Hard Choices: Jeffrey Hollender on Doing Business with Wal-Mart
When we started Seventh Generation more than 20 years ago, we didn't just want to sell green products. I wanted the business itself to be an engine for positive change.
To me, Wal-Mart (WMT) was an icon of what's wrong with business. There were labor challenges, questions about their supply chain, and environmental issues. They put smaller companies out of business when they moved into an area. For years, in a very public way, I said we would not sell through Wal-Mart. I couldn't even shop there.
By 2006, I had become more pessimistic that government and NGOs could deal with the problems we faced. I began to think large companies had to lead the charge. I was invited to Bentonville, and met Wal-Mart's head of sustainability. At our first meeting they talked about selling our products. I knew any deal with Wal-Mart meant a lot of money, but I said no. I didn't want to sell them anything. It felt wrong, and many of our customers would have been furious. There was much to be done.
More than a year later, we did a study of retailers and found Wal-Mart's practices put them ahead of some chains we were doing business with. Their reputation hadn't changed but their behavior had. We announced a small test to sell in a few stores and got an angry response from our customers. The negative publicity cost us.
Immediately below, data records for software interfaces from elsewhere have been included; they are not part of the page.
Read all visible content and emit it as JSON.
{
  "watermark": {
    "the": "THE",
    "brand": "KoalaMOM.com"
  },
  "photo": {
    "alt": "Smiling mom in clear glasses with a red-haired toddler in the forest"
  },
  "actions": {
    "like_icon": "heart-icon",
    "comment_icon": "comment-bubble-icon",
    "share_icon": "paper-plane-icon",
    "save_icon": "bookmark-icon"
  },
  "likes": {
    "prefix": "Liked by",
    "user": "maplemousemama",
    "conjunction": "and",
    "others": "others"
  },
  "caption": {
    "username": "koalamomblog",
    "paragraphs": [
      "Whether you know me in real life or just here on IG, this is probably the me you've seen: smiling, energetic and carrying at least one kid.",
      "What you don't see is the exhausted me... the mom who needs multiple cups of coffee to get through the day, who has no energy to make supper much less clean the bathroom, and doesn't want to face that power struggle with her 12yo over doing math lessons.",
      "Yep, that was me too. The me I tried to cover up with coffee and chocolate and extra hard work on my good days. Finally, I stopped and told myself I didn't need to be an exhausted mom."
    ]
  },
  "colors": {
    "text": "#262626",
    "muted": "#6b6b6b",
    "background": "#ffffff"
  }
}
But I started to feel the judgments of some of our consumers weren't accurate. The more people I met at Wal-Mart, the more convinced I was that it was doing an exceptional job of trying to be a good corporate citizen. It no longer felt right to not do business with them.
Now we have struck a deal to sell in 1,500 stores. We're not going into all their stores because I'm not sure we can support that right now. But I feel great about who I'm selling to. They're not perfect. Neither are we. But they're trying to use their strength to do good.